● **YOUR ASSIGNMENT**
Leave out the pictures and copy everything else in the entries exactly.
*** Begin section ***
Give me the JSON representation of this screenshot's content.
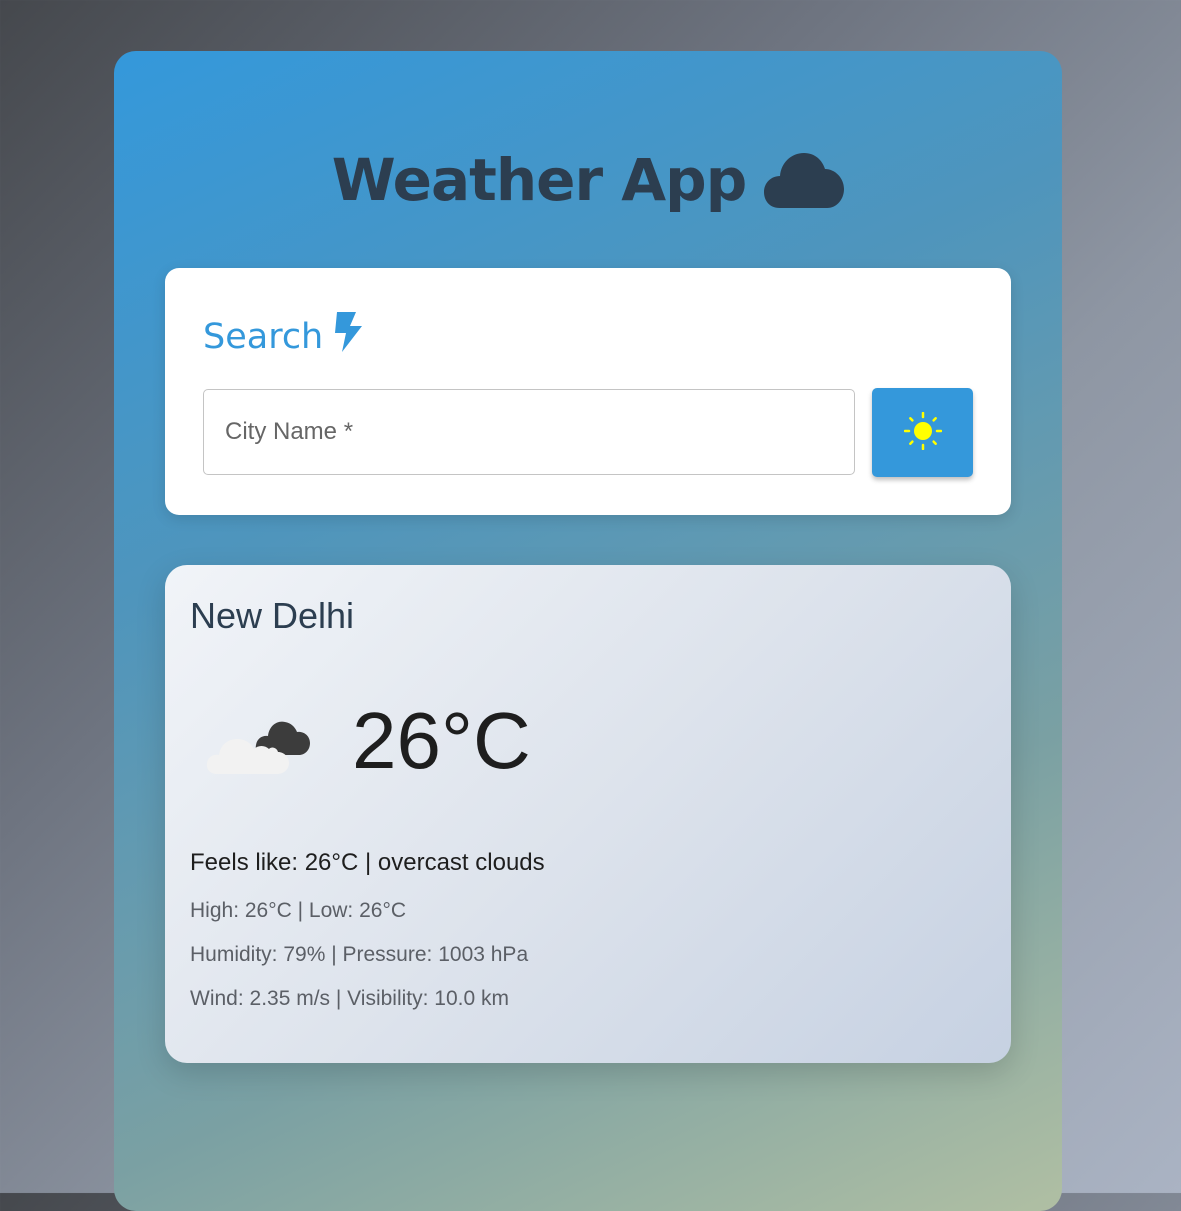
{
  "app": {
    "title": "Weather App",
    "title_icon": "cloud-icon"
  },
  "search": {
    "heading": "Search",
    "heading_icon": "lightning-bolt-icon",
    "input_placeholder": "City Name *",
    "input_value": "",
    "button_icon": "sun-icon"
  },
  "weather": {
    "city": "New Delhi",
    "condition_icon": "overcast-clouds-icon",
    "temperature": "26°C",
    "feels_like_line": "Feels like: 26°C | overcast clouds",
    "high_low_line": "High: 26°C | Low: 26°C",
    "humidity_pressure_line": "Humidity: 79% | Pressure: 1003 hPa",
    "wind_visibility_line": "Wind: 2.35 m/s | Visibility: 10.0 km"
  },
  "colors": {
    "accent": "#3498db",
    "title_text": "#2c3e50",
    "sun_icon": "#ffff00"
  }
}
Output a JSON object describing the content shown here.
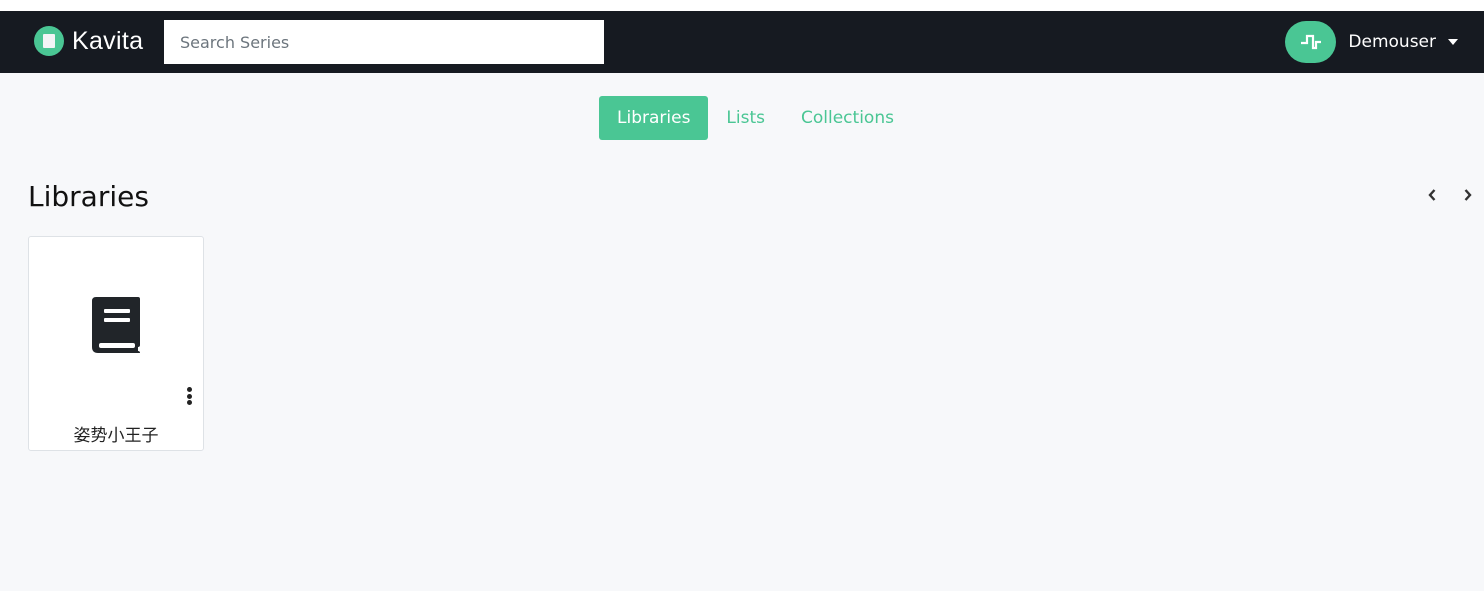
{
  "navbar": {
    "brand": "Kavita",
    "search_placeholder": "Search Series",
    "search_value": "",
    "user_name": "Demouser"
  },
  "tabs": [
    {
      "label": "Libraries",
      "active": true
    },
    {
      "label": "Lists",
      "active": false
    },
    {
      "label": "Collections",
      "active": false
    }
  ],
  "section": {
    "title": "Libraries"
  },
  "libraries": [
    {
      "title": "姿势小王子",
      "icon": "book-icon"
    }
  ],
  "colors": {
    "accent": "#4ac694",
    "navbar_bg": "#161a21",
    "page_bg": "#f7f8fa"
  }
}
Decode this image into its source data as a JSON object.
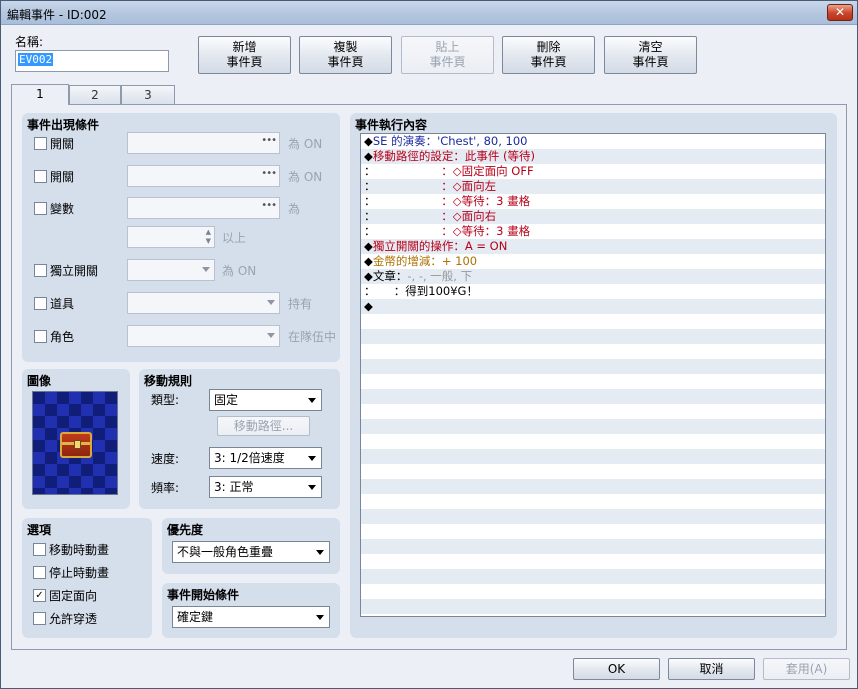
{
  "window": {
    "title": "編輯事件 - ID:002",
    "close_label": "✕"
  },
  "name": {
    "label": "名稱:",
    "value": "EV002"
  },
  "toolbar": {
    "new_page": [
      "新增",
      "事件頁"
    ],
    "copy_page": [
      "複製",
      "事件頁"
    ],
    "paste_page": [
      "貼上",
      "事件頁"
    ],
    "delete_page": [
      "刪除",
      "事件頁"
    ],
    "clear_page": [
      "清空",
      "事件頁"
    ]
  },
  "tabs": [
    "1",
    "2",
    "3"
  ],
  "conditions": {
    "title": "事件出現條件",
    "switch1": {
      "label": "開關",
      "suffix": "為 ON"
    },
    "switch2": {
      "label": "開關",
      "suffix": "為 ON"
    },
    "variable": {
      "label": "變數",
      "suffix": "為",
      "suffix2": "以上"
    },
    "self_switch": {
      "label": "獨立開關",
      "suffix": "為 ON"
    },
    "item": {
      "label": "道具",
      "suffix": "持有"
    },
    "actor": {
      "label": "角色",
      "suffix": "在隊伍中"
    }
  },
  "image": {
    "title": "圖像"
  },
  "movement": {
    "title": "移動規則",
    "type_label": "類型:",
    "type_value": "固定",
    "route_button": "移動路徑...",
    "speed_label": "速度:",
    "speed_value": "3: 1/2倍速度",
    "freq_label": "頻率:",
    "freq_value": "3: 正常"
  },
  "options": {
    "title": "選項",
    "items": [
      {
        "label": "移動時動畫",
        "checked": false
      },
      {
        "label": "停止時動畫",
        "checked": false
      },
      {
        "label": "固定面向",
        "checked": true
      },
      {
        "label": "允許穿透",
        "checked": false
      }
    ]
  },
  "priority": {
    "title": "優先度",
    "value": "不與一般角色重疊"
  },
  "trigger": {
    "title": "事件開始條件",
    "value": "確定鍵"
  },
  "contents": {
    "title": "事件執行內容",
    "lines": [
      {
        "marker": "◆",
        "text": "SE 的演奏：'Chest', 80, 100",
        "color": "blue"
      },
      {
        "marker": "◆",
        "text": "移動路徑的設定：此事件 (等待)",
        "color": "red"
      },
      {
        "marker": "：",
        "text": "                  ：◇固定面向 OFF",
        "color": "red"
      },
      {
        "marker": "：",
        "text": "                  ：◇面向左",
        "color": "red"
      },
      {
        "marker": "：",
        "text": "                  ：◇等待：3 畫格",
        "color": "red"
      },
      {
        "marker": "：",
        "text": "                  ：◇面向右",
        "color": "red"
      },
      {
        "marker": "：",
        "text": "                  ：◇等待：3 畫格",
        "color": "red"
      },
      {
        "marker": "◆",
        "text": "獨立開關的操作：A = ON",
        "color": "red"
      },
      {
        "marker": "◆",
        "text": "金幣的增減：+ 100",
        "color": "gold"
      },
      {
        "marker": "◆",
        "text": "文章：",
        "extra": "-, -, 一般, 下",
        "color": "black"
      },
      {
        "marker": "：",
        "text": "     ：得到100¥G！",
        "color": "black"
      },
      {
        "marker": "◆",
        "text": "",
        "color": "black"
      }
    ]
  },
  "footer": {
    "ok": "OK",
    "cancel": "取消",
    "apply": "套用(A)"
  }
}
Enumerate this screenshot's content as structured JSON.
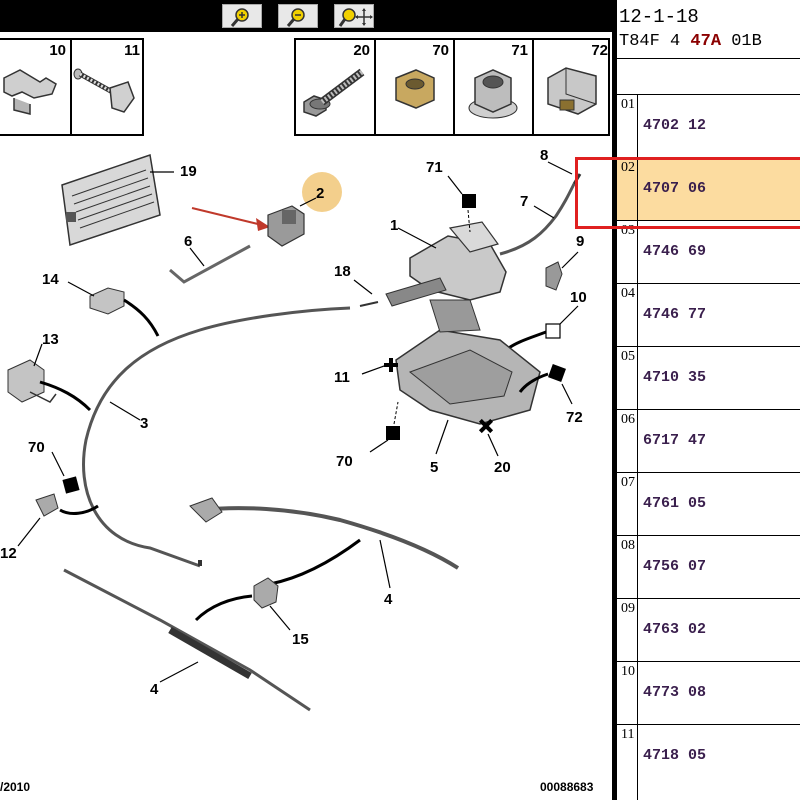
{
  "toolbar": {
    "buttons": [
      {
        "icon": "zoom-in-icon"
      },
      {
        "icon": "zoom-out-icon"
      },
      {
        "icon": "zoom-fit-icon"
      }
    ]
  },
  "left_parts": [
    {
      "num": "10",
      "icon": "clip-icon"
    },
    {
      "num": "11",
      "icon": "screw-icon"
    }
  ],
  "right_parts": [
    {
      "num": "20",
      "icon": "bolt-icon"
    },
    {
      "num": "70",
      "icon": "nut-icon"
    },
    {
      "num": "71",
      "icon": "flange-nut-icon"
    },
    {
      "num": "72",
      "icon": "cage-nut-icon"
    }
  ],
  "callouts": {
    "c19": "19",
    "c2": "2",
    "c6": "6",
    "c14": "14",
    "c13": "13",
    "c3": "3",
    "c70a": "70",
    "c12": "12",
    "c71": "71",
    "c8": "8",
    "c7": "7",
    "c1": "1",
    "c18": "18",
    "c9": "9",
    "c10": "10",
    "c11": "11",
    "c72": "72",
    "c70b": "70",
    "c5": "5",
    "c20": "20",
    "c4a": "4",
    "c15": "15",
    "c4b": "4"
  },
  "footer": {
    "date": "/2010",
    "ref": "00088683"
  },
  "panel": {
    "date": "12-1-18",
    "code_prefix": "T84F 4 ",
    "code_highlight": "47A",
    "code_suffix": " 01B",
    "rows": [
      {
        "idx": "01",
        "ref": "4702 12"
      },
      {
        "idx": "02",
        "ref": "4707 06",
        "selected": true
      },
      {
        "idx": "03",
        "ref": "4746 69"
      },
      {
        "idx": "04",
        "ref": "4746 77"
      },
      {
        "idx": "05",
        "ref": "4710 35"
      },
      {
        "idx": "06",
        "ref": "6717 47"
      },
      {
        "idx": "07",
        "ref": "4761 05"
      },
      {
        "idx": "08",
        "ref": "4756 07"
      },
      {
        "idx": "09",
        "ref": "4763 02"
      },
      {
        "idx": "10",
        "ref": "4773 08"
      },
      {
        "idx": "11",
        "ref": "4718 05"
      }
    ]
  },
  "colors": {
    "selection_border": "#e02020",
    "selection_fill": "#fcdca0",
    "arrow": "#c0392b",
    "highlight_circle": "#f3cf8c"
  }
}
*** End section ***
● **RESULT FOR THIS EXERCISE**
Give me the JSON representation of this screenshot's content.
{
  "app": {
    "title": "Weather App",
    "title_icon": "cloud-icon"
  },
  "search": {
    "heading": "Search",
    "heading_icon": "lightning-bolt-icon",
    "input_placeholder": "City Name *",
    "input_value": "",
    "button_icon": "sun-icon"
  },
  "weather": {
    "city": "New Delhi",
    "condition_icon": "overcast-clouds-icon",
    "temperature": "26°C",
    "feels_like_line": "Feels like: 26°C | overcast clouds",
    "high_low_line": "High: 26°C | Low: 26°C",
    "humidity_pressure_line": "Humidity: 79% | Pressure: 1003 hPa",
    "wind_visibility_line": "Wind: 2.35 m/s | Visibility: 10.0 km"
  },
  "colors": {
    "accent": "#3498db",
    "title_text": "#2c3e50",
    "sun_icon": "#ffff00"
  }
}
Output a JSON object describing the content shown here.
{
  "navbar": {
    "brand": "Kavita",
    "search_placeholder": "Search Series",
    "search_value": "",
    "user_name": "Demouser"
  },
  "tabs": [
    {
      "label": "Libraries",
      "active": true
    },
    {
      "label": "Lists",
      "active": false
    },
    {
      "label": "Collections",
      "active": false
    }
  ],
  "section": {
    "title": "Libraries"
  },
  "libraries": [
    {
      "title": "姿势小王子",
      "icon": "book-icon"
    }
  ],
  "colors": {
    "accent": "#4ac694",
    "navbar_bg": "#161a21",
    "page_bg": "#f7f8fa"
  }
}
Decode this image into its source data as a JSON object.
{
  "window": {
    "title": "編輯事件 - ID:002",
    "close_label": "✕"
  },
  "name": {
    "label": "名稱:",
    "value": "EV002"
  },
  "toolbar": {
    "new_page": [
      "新增",
      "事件頁"
    ],
    "copy_page": [
      "複製",
      "事件頁"
    ],
    "paste_page": [
      "貼上",
      "事件頁"
    ],
    "delete_page": [
      "刪除",
      "事件頁"
    ],
    "clear_page": [
      "清空",
      "事件頁"
    ]
  },
  "tabs": [
    "1",
    "2",
    "3"
  ],
  "conditions": {
    "title": "事件出現條件",
    "switch1": {
      "label": "開關",
      "suffix": "為 ON"
    },
    "switch2": {
      "label": "開關",
      "suffix": "為 ON"
    },
    "variable": {
      "label": "變數",
      "suffix": "為",
      "suffix2": "以上"
    },
    "self_switch": {
      "label": "獨立開關",
      "suffix": "為 ON"
    },
    "item": {
      "label": "道具",
      "suffix": "持有"
    },
    "actor": {
      "label": "角色",
      "suffix": "在隊伍中"
    }
  },
  "image": {
    "title": "圖像"
  },
  "movement": {
    "title": "移動規則",
    "type_label": "類型:",
    "type_value": "固定",
    "route_button": "移動路徑...",
    "speed_label": "速度:",
    "speed_value": "3: 1/2倍速度",
    "freq_label": "頻率:",
    "freq_value": "3: 正常"
  },
  "options": {
    "title": "選項",
    "items": [
      {
        "label": "移動時動畫",
        "checked": false
      },
      {
        "label": "停止時動畫",
        "checked": false
      },
      {
        "label": "固定面向",
        "checked": true
      },
      {
        "label": "允許穿透",
        "checked": false
      }
    ]
  },
  "priority": {
    "title": "優先度",
    "value": "不與一般角色重疊"
  },
  "trigger": {
    "title": "事件開始條件",
    "value": "確定鍵"
  },
  "contents": {
    "title": "事件執行內容",
    "lines": [
      {
        "marker": "◆",
        "text": "SE 的演奏：'Chest', 80, 100",
        "color": "blue"
      },
      {
        "marker": "◆",
        "text": "移動路徑的設定：此事件 (等待)",
        "color": "red"
      },
      {
        "marker": "：",
        "text": "                  ：◇固定面向 OFF",
        "color": "red"
      },
      {
        "marker": "：",
        "text": "                  ：◇面向左",
        "color": "red"
      },
      {
        "marker": "：",
        "text": "                  ：◇等待：3 畫格",
        "color": "red"
      },
      {
        "marker": "：",
        "text": "                  ：◇面向右",
        "color": "red"
      },
      {
        "marker": "：",
        "text": "                  ：◇等待：3 畫格",
        "color": "red"
      },
      {
        "marker": "◆",
        "text": "獨立開關的操作：A = ON",
        "color": "red"
      },
      {
        "marker": "◆",
        "text": "金幣的增減：+ 100",
        "color": "gold"
      },
      {
        "marker": "◆",
        "text": "文章：",
        "extra": "-, -, 一般, 下",
        "color": "black"
      },
      {
        "marker": "：",
        "text": "     ：得到100¥G！",
        "color": "black"
      },
      {
        "marker": "◆",
        "text": "",
        "color": "black"
      }
    ]
  },
  "footer": {
    "ok": "OK",
    "cancel": "取消",
    "apply": "套用(A)"
  }
}
Enumerate this screenshot's content as structured JSON.
{
  "toolbar": {
    "buttons": [
      {
        "icon": "zoom-in-icon"
      },
      {
        "icon": "zoom-out-icon"
      },
      {
        "icon": "zoom-fit-icon"
      }
    ]
  },
  "left_parts": [
    {
      "num": "10",
      "icon": "clip-icon"
    },
    {
      "num": "11",
      "icon": "screw-icon"
    }
  ],
  "right_parts": [
    {
      "num": "20",
      "icon": "bolt-icon"
    },
    {
      "num": "70",
      "icon": "nut-icon"
    },
    {
      "num": "71",
      "icon": "flange-nut-icon"
    },
    {
      "num": "72",
      "icon": "cage-nut-icon"
    }
  ],
  "callouts": {
    "c19": "19",
    "c2": "2",
    "c6": "6",
    "c14": "14",
    "c13": "13",
    "c3": "3",
    "c70a": "70",
    "c12": "12",
    "c71": "71",
    "c8": "8",
    "c7": "7",
    "c1": "1",
    "c18": "18",
    "c9": "9",
    "c10": "10",
    "c11": "11",
    "c72": "72",
    "c70b": "70",
    "c5": "5",
    "c20": "20",
    "c4a": "4",
    "c15": "15",
    "c4b": "4"
  },
  "footer": {
    "date": "/2010",
    "ref": "00088683"
  },
  "panel": {
    "date": "12-1-18",
    "code_prefix": "T84F 4 ",
    "code_highlight": "47A",
    "code_suffix": " 01B",
    "rows": [
      {
        "idx": "01",
        "ref": "4702 12"
      },
      {
        "idx": "02",
        "ref": "4707 06",
        "selected": true
      },
      {
        "idx": "03",
        "ref": "4746 69"
      },
      {
        "idx": "04",
        "ref": "4746 77"
      },
      {
        "idx": "05",
        "ref": "4710 35"
      },
      {
        "idx": "06",
        "ref": "6717 47"
      },
      {
        "idx": "07",
        "ref": "4761 05"
      },
      {
        "idx": "08",
        "ref": "4756 07"
      },
      {
        "idx": "09",
        "ref": "4763 02"
      },
      {
        "idx": "10",
        "ref": "4773 08"
      },
      {
        "idx": "11",
        "ref": "4718 05"
      }
    ]
  },
  "colors": {
    "selection_border": "#e02020",
    "selection_fill": "#fcdca0",
    "arrow": "#c0392b",
    "highlight_circle": "#f3cf8c"
  }
}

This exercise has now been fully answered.